(Stored items)
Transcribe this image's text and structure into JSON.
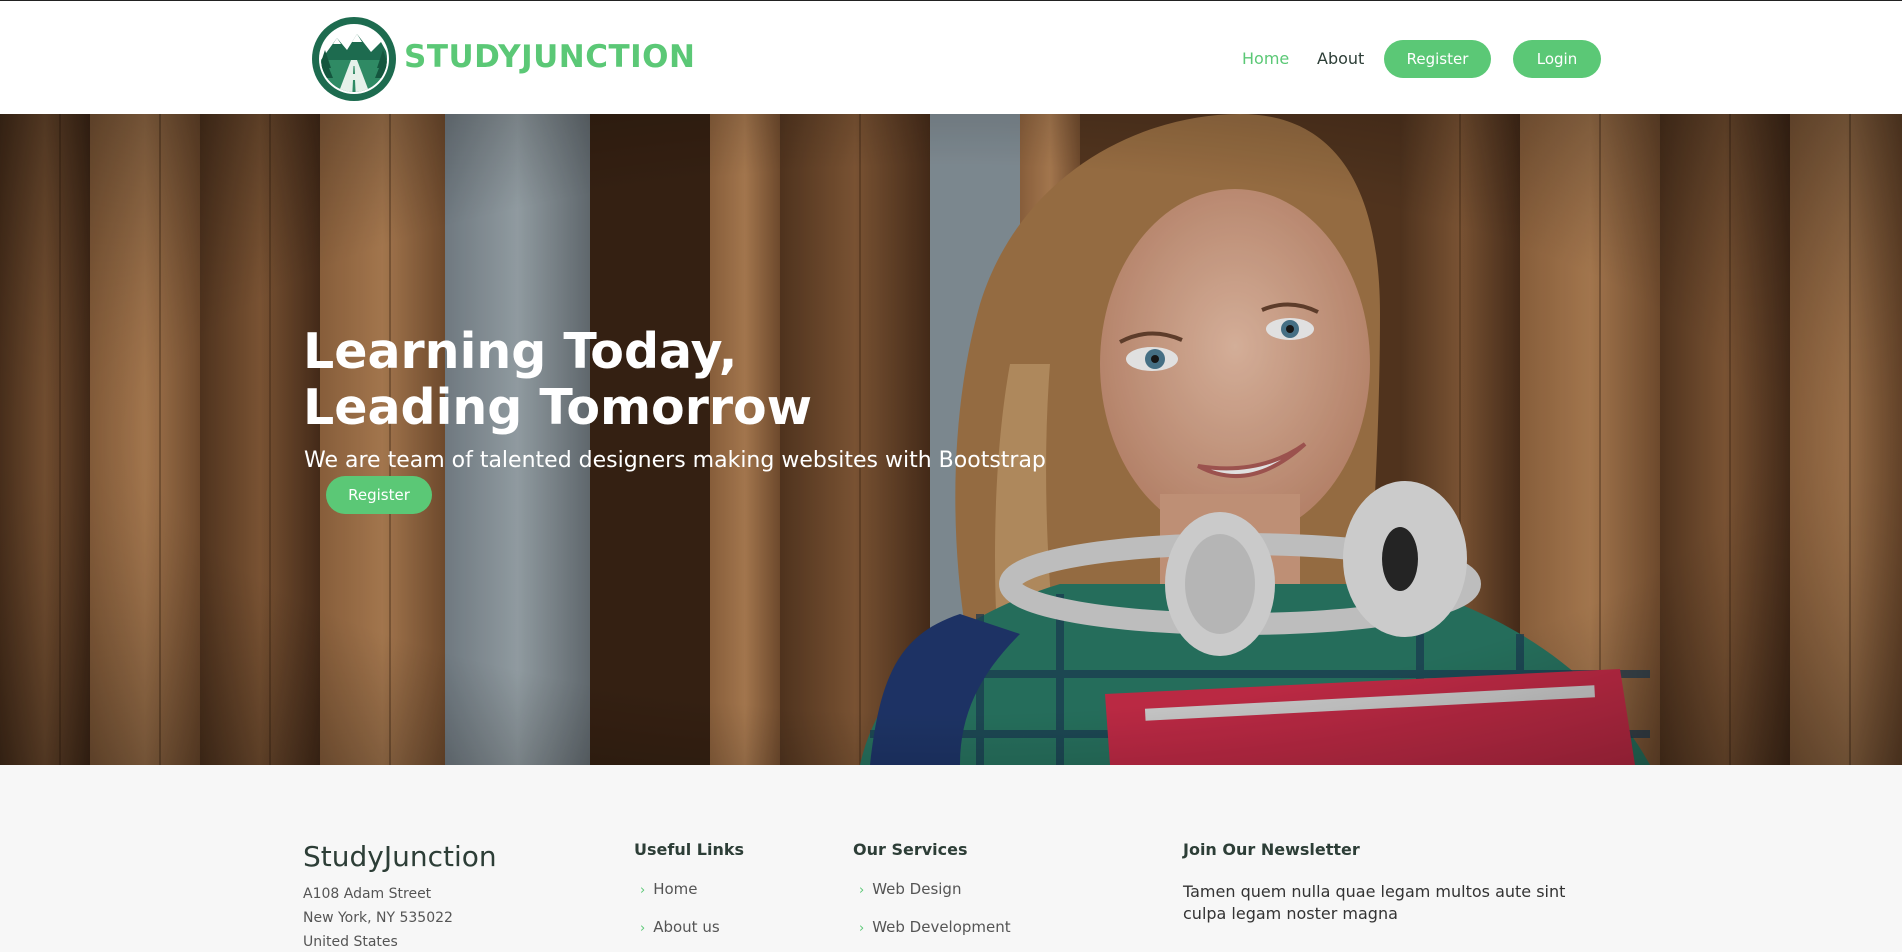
{
  "header": {
    "brand": "STUDYJUNCTION",
    "nav": {
      "home": "Home",
      "about": "About",
      "register": "Register",
      "login": "Login"
    }
  },
  "hero": {
    "title_line1": "Learning Today,",
    "title_line2": "Leading Tomorrow",
    "subtitle": "We are team of talented designers making websites with Bootstrap",
    "cta": "Register"
  },
  "footer": {
    "brand": "StudyJunction",
    "address": [
      "A108 Adam Street",
      "New York, NY 535022",
      "United States"
    ],
    "useful_links": {
      "heading": "Useful Links",
      "items": [
        "Home",
        "About us"
      ]
    },
    "services": {
      "heading": "Our Services",
      "items": [
        "Web Design",
        "Web Development"
      ]
    },
    "newsletter": {
      "heading": "Join Our Newsletter",
      "text": "Tamen quem nulla quae legam multos aute sint culpa legam noster magna"
    }
  },
  "colors": {
    "accent": "#5bc876",
    "dark_text": "#2d3e37",
    "footer_bg": "#f7f7f7"
  },
  "icons": [
    "studyjunction-logo",
    "chevron-right-icon"
  ]
}
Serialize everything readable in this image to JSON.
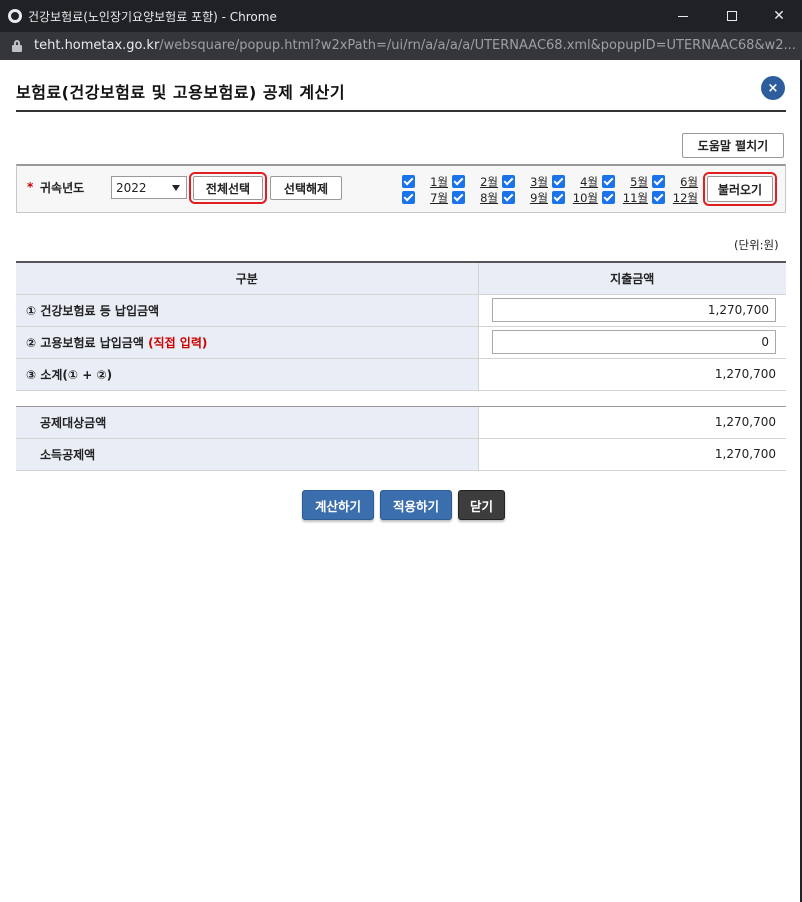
{
  "window": {
    "title": "건강보험료(노인장기요양보험료 포함) - Chrome",
    "url_host": "teht.hometax.go.kr",
    "url_path": "/websquare/popup.html?w2xPath=/ui/rn/a/a/a/a/UTERNAAC68.xml&popupID=UTERNAAC68&w2..."
  },
  "header": {
    "title": "보험료(건강보험료 및 고용보험료) 공제 계산기",
    "close_icon": "×"
  },
  "toolbar": {
    "help_label": "도움말 펼치기"
  },
  "filter": {
    "required_mark": "*",
    "year_label": "귀속년도",
    "year_value": "2022",
    "select_all_label": "전체선택",
    "deselect_label": "선택해제",
    "load_label": "불러오기",
    "months": [
      {
        "label": "1월",
        "checked": true
      },
      {
        "label": "2월",
        "checked": true
      },
      {
        "label": "3월",
        "checked": true
      },
      {
        "label": "4월",
        "checked": true
      },
      {
        "label": "5월",
        "checked": true
      },
      {
        "label": "6월",
        "checked": true
      },
      {
        "label": "7월",
        "checked": true
      },
      {
        "label": "8월",
        "checked": true
      },
      {
        "label": "9월",
        "checked": true
      },
      {
        "label": "10월",
        "checked": true
      },
      {
        "label": "11월",
        "checked": true
      },
      {
        "label": "12월",
        "checked": true
      }
    ]
  },
  "unit_label": "(단위:원)",
  "table": {
    "col_category": "구분",
    "col_amount": "지출금액",
    "row1_label": "① 건강보험료 등 납입금액",
    "row1_value": "1,270,700",
    "row2_label": "② 고용보험료 납입금액 ",
    "row2_note": "(직접 입력)",
    "row2_value": "0",
    "row3_label": "③ 소계(① + ②)",
    "row3_value": "1,270,700",
    "row4_label": "공제대상금액",
    "row4_value": "1,270,700",
    "row5_label": "소득공제액",
    "row5_value": "1,270,700"
  },
  "actions": {
    "calculate_label": "계산하기",
    "apply_label": "적용하기",
    "close_label": "닫기"
  },
  "colors": {
    "accent_blue": "#3b6eac",
    "highlight_red": "#e02020",
    "header_bg": "#e9edf5"
  }
}
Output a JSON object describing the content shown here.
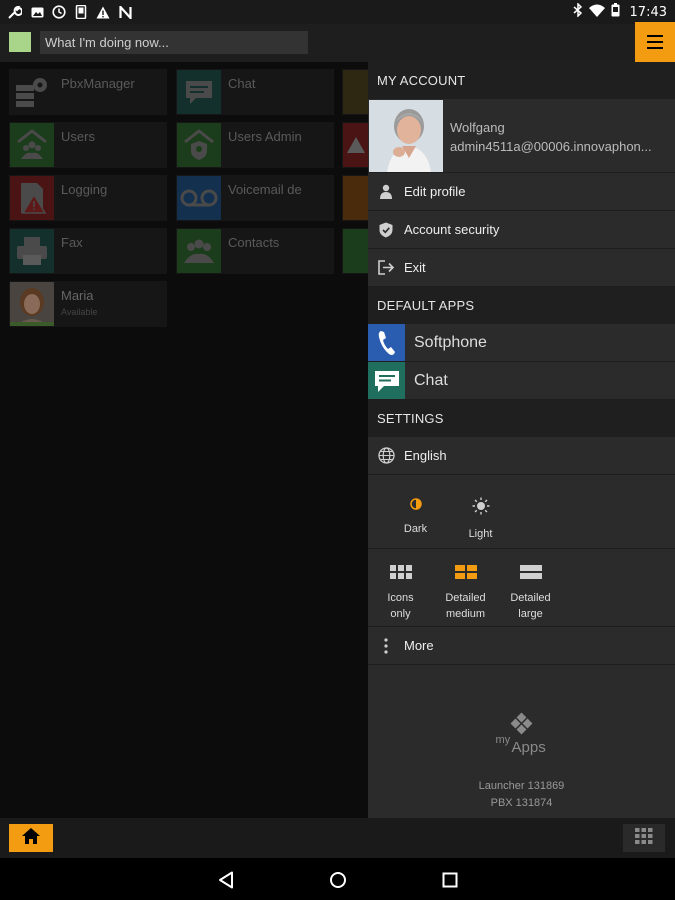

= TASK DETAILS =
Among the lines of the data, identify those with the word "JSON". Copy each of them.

= TASK SOLUTION =
Transcribe this image's text and structure into JSON.
Serialize everything readable in this image to JSON.
Output a JSON object describing the content shown here.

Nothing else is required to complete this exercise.